(DATASET ENTRIES begins)

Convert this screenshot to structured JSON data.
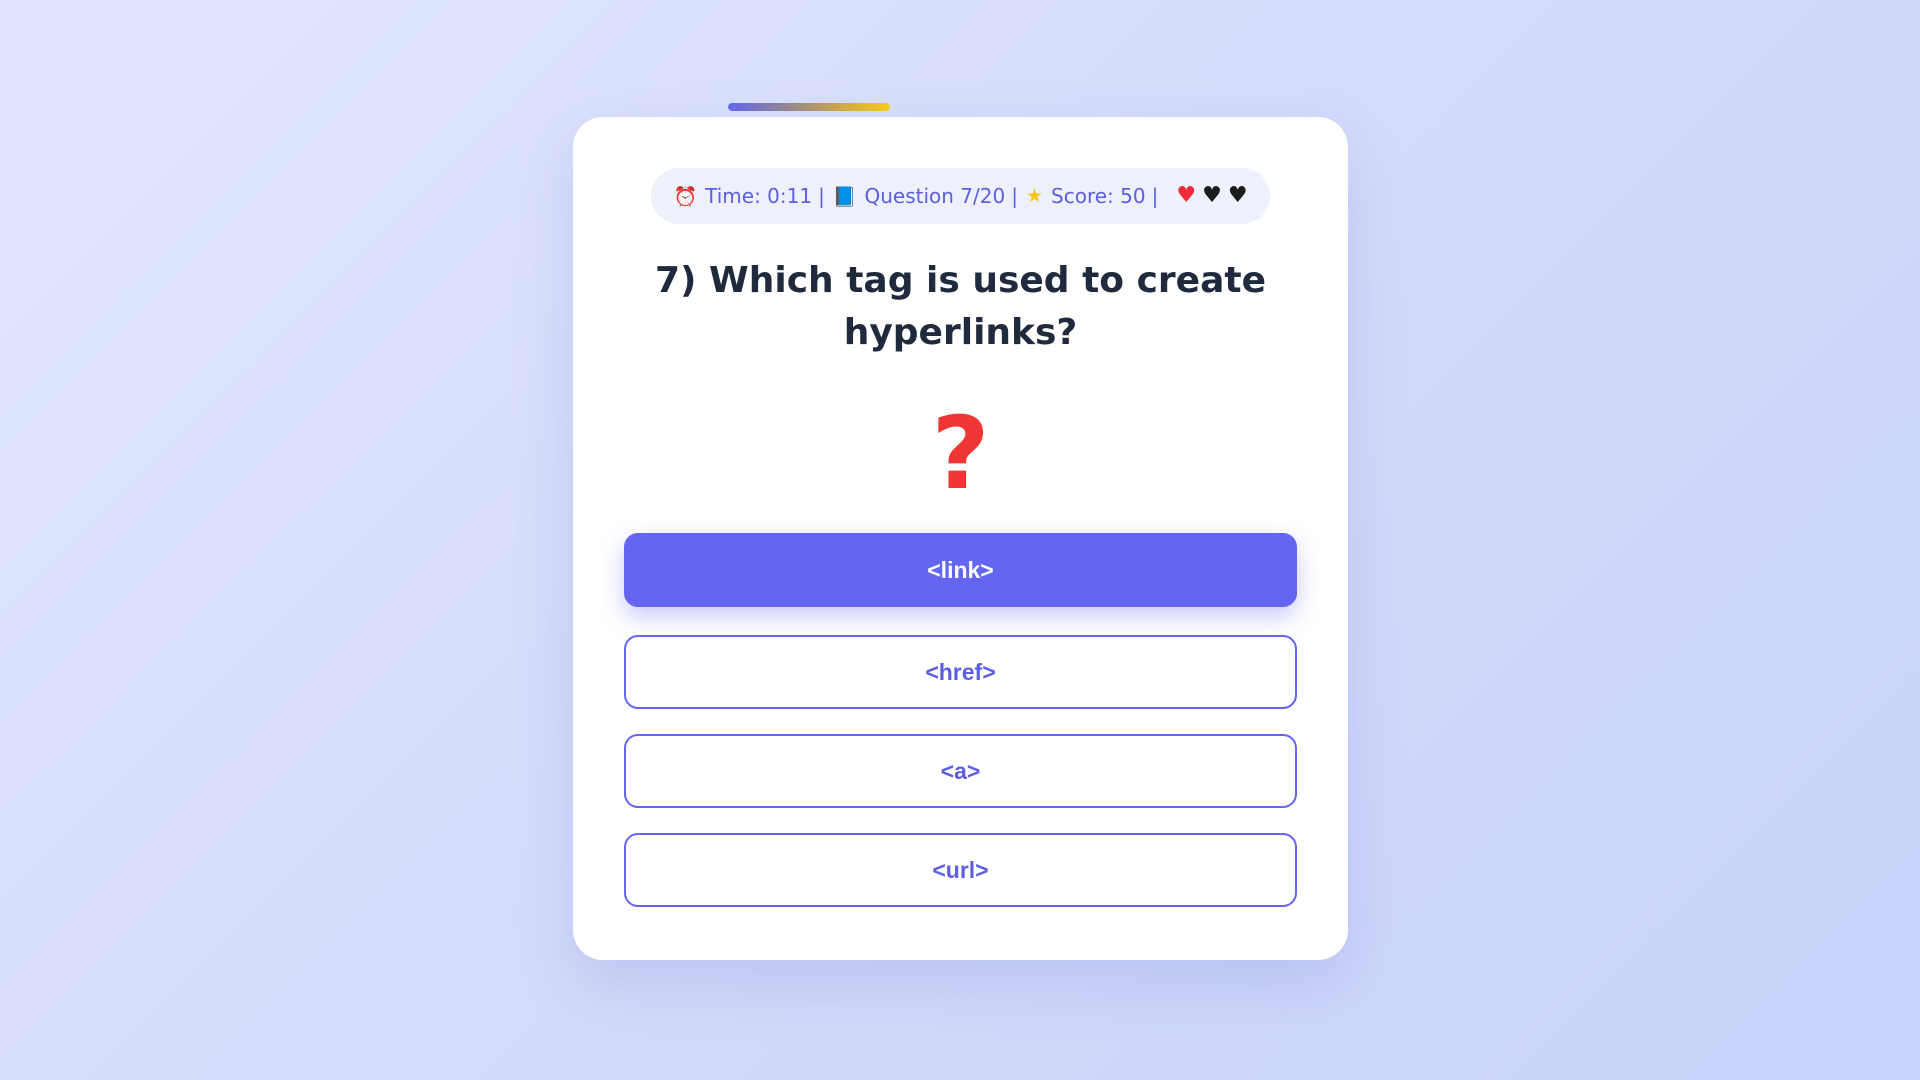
{
  "progress": {
    "fraction": 0.35
  },
  "status": {
    "time_icon": "alarm-clock-icon",
    "time": "Time: 0:11",
    "question_icon": "blue-book-icon",
    "question": "Question 7/20",
    "score_icon": "star-icon",
    "score": "Score: 50",
    "separator": "|",
    "lives": [
      {
        "state": "full",
        "color": "#ef2b3c"
      },
      {
        "state": "empty",
        "color": "#1c1c1c"
      },
      {
        "state": "empty",
        "color": "#1c1c1c"
      }
    ]
  },
  "question": {
    "text": "7) Which tag is used to create hyperlinks?",
    "icon": "?"
  },
  "options": [
    {
      "label": "<link>",
      "selected": true
    },
    {
      "label": "<href>",
      "selected": false
    },
    {
      "label": "<a>",
      "selected": false
    },
    {
      "label": "<url>",
      "selected": false
    }
  ],
  "colors": {
    "accent": "#6366f1",
    "text": "#1f2a3c",
    "question_mark": "#f03535"
  }
}
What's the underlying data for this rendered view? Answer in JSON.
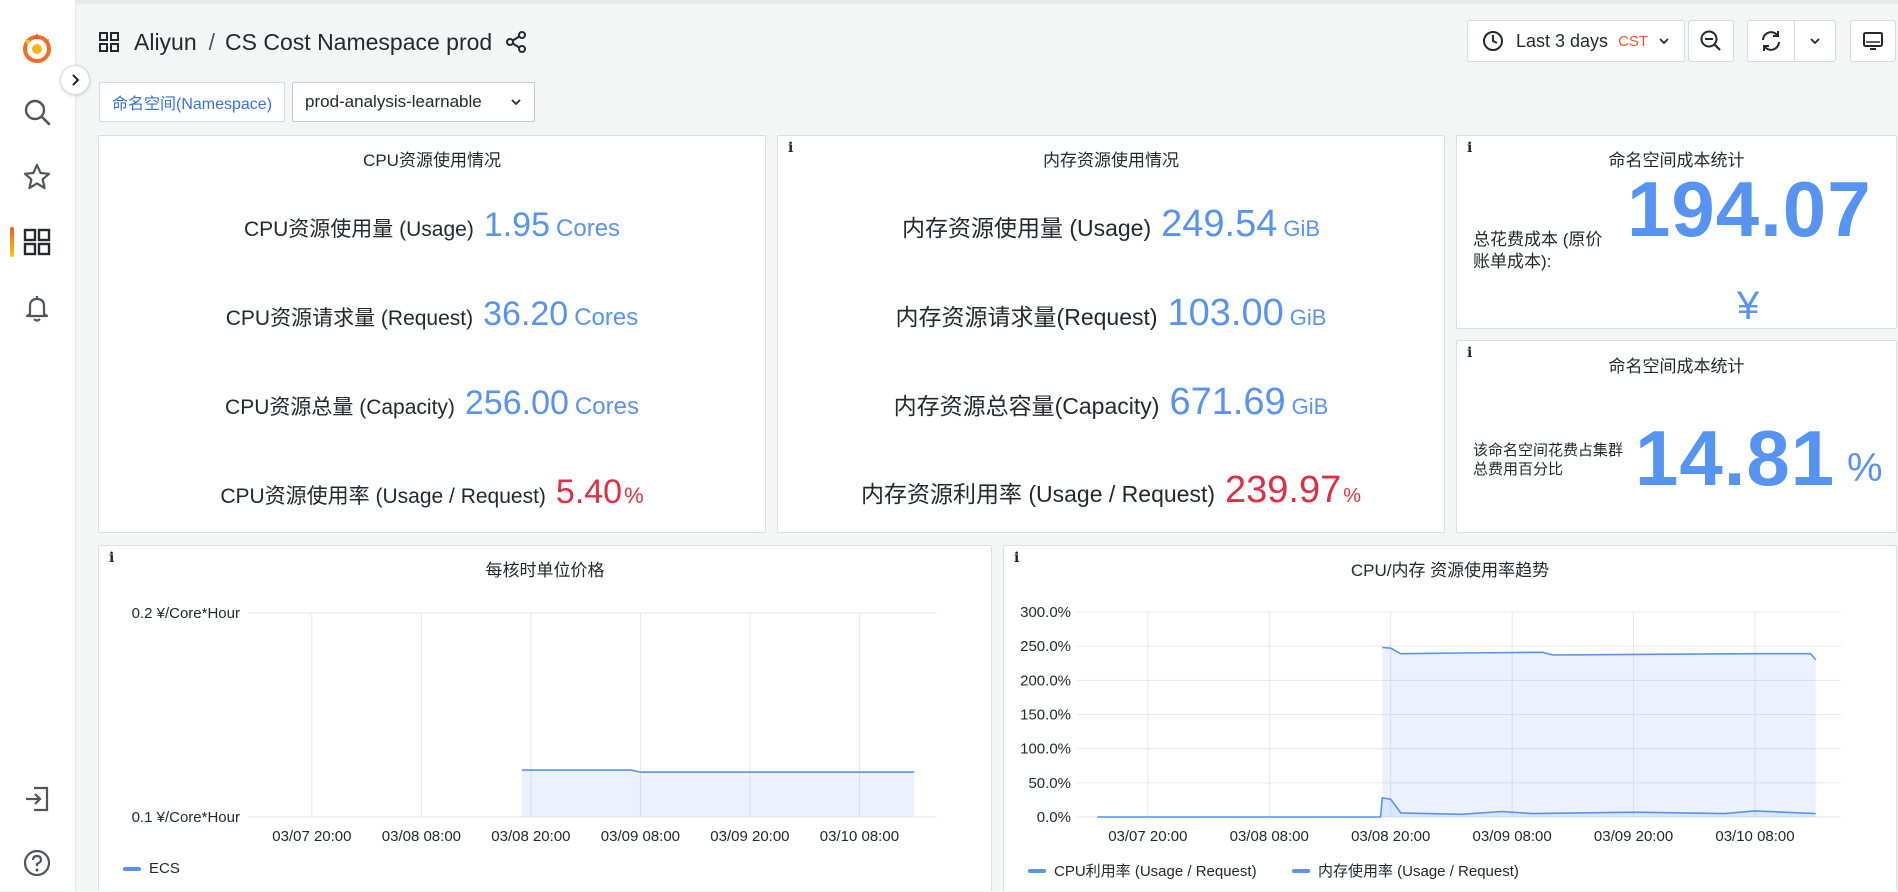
{
  "breadcrumb": {
    "folder": "Aliyun",
    "title": "CS Cost Namespace prod"
  },
  "toolbar": {
    "time_range": "Last 3 days",
    "timezone": "CST"
  },
  "variables": [
    {
      "label": "命名空间(Namespace)",
      "value": "prod-analysis-learnable"
    }
  ],
  "cpu_panel": {
    "title": "CPU资源使用情况",
    "rows": [
      {
        "label": "CPU资源使用量 (Usage)",
        "value": "1.95",
        "unit": "Cores"
      },
      {
        "label": "CPU资源请求量 (Request)",
        "value": "36.20",
        "unit": "Cores"
      },
      {
        "label": "CPU资源总量 (Capacity)",
        "value": "256.00",
        "unit": "Cores"
      },
      {
        "label": "CPU资源使用率 (Usage / Request)",
        "value": "5.40",
        "unit": "%"
      }
    ]
  },
  "mem_panel": {
    "info": "i",
    "title": "内存资源使用情况",
    "rows": [
      {
        "label": "内存资源使用量 (Usage)",
        "value": "249.54",
        "unit": "GiB"
      },
      {
        "label": "内存资源请求量(Request)",
        "value": "103.00",
        "unit": "GiB"
      },
      {
        "label": "内存资源总容量(Capacity)",
        "value": "671.69",
        "unit": "GiB"
      },
      {
        "label": "内存资源利用率 (Usage / Request)",
        "value": "239.97",
        "unit": "%"
      }
    ]
  },
  "cost_panel": {
    "info": "i",
    "title": "命名空间成本统计",
    "label": "总花费成本 (原价账单成本):",
    "value": "194.07",
    "unit": "¥"
  },
  "share_panel": {
    "info": "i",
    "title": "命名空间成本统计",
    "label": "该命名空间花费占集群总费用百分比",
    "value": "14.81",
    "unit": "%"
  },
  "colors": {
    "accent": "#5794f2",
    "alert": "#e02f44"
  },
  "chart_data": [
    {
      "type": "area",
      "title": "每核时单位价格",
      "info": "i",
      "x_ticks": [
        "03/07 20:00",
        "03/08 08:00",
        "03/08 20:00",
        "03/09 08:00",
        "03/09 20:00",
        "03/10 08:00"
      ],
      "y_ticks": [
        "0.2 ¥/Core*Hour",
        "0.1 ¥/Core*Hour"
      ],
      "ylim": [
        0.1,
        0.2
      ],
      "series": [
        {
          "name": "ECS",
          "color": "#5794f2",
          "points": [
            [
              "03/08 19:00",
              0.123
            ],
            [
              "03/09 07:00",
              0.123
            ],
            [
              "03/09 08:00",
              0.122
            ],
            [
              "03/10 14:00",
              0.122
            ]
          ]
        }
      ]
    },
    {
      "type": "area",
      "title": "CPU/内存 资源使用率趋势",
      "info": "i",
      "x_ticks": [
        "03/07 20:00",
        "03/08 08:00",
        "03/08 20:00",
        "03/09 08:00",
        "03/09 20:00",
        "03/10 08:00"
      ],
      "y_ticks": [
        "300.0%",
        "250.0%",
        "200.0%",
        "150.0%",
        "100.0%",
        "50.0%",
        "0.0%"
      ],
      "ylim": [
        0,
        300
      ],
      "series": [
        {
          "name": "CPU利用率 (Usage / Request)",
          "color": "#5794f2",
          "points": [
            [
              "03/07 15:00",
              0
            ],
            [
              "03/08 19:00",
              0
            ],
            [
              "03/08 19:10",
              28
            ],
            [
              "03/08 20:00",
              26
            ],
            [
              "03/08 21:00",
              6
            ],
            [
              "03/09 03:00",
              4
            ],
            [
              "03/09 07:00",
              8
            ],
            [
              "03/09 10:00",
              5
            ],
            [
              "03/09 20:00",
              7
            ],
            [
              "03/10 05:00",
              5
            ],
            [
              "03/10 08:00",
              9
            ],
            [
              "03/10 14:00",
              5
            ]
          ]
        },
        {
          "name": "内存使用率 (Usage / Request)",
          "color": "#5794f2",
          "points": [
            [
              "03/08 19:10",
              248
            ],
            [
              "03/08 20:00",
              247
            ],
            [
              "03/08 21:00",
              239
            ],
            [
              "03/09 03:00",
              240
            ],
            [
              "03/09 11:00",
              241
            ],
            [
              "03/09 12:00",
              237
            ],
            [
              "03/09 20:00",
              238
            ],
            [
              "03/10 08:00",
              239
            ],
            [
              "03/10 13:30",
              239
            ],
            [
              "03/10 14:00",
              230
            ]
          ]
        }
      ]
    }
  ]
}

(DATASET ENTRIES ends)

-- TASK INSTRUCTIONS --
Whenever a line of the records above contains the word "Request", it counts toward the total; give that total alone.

-- TASK OUTPUT --
6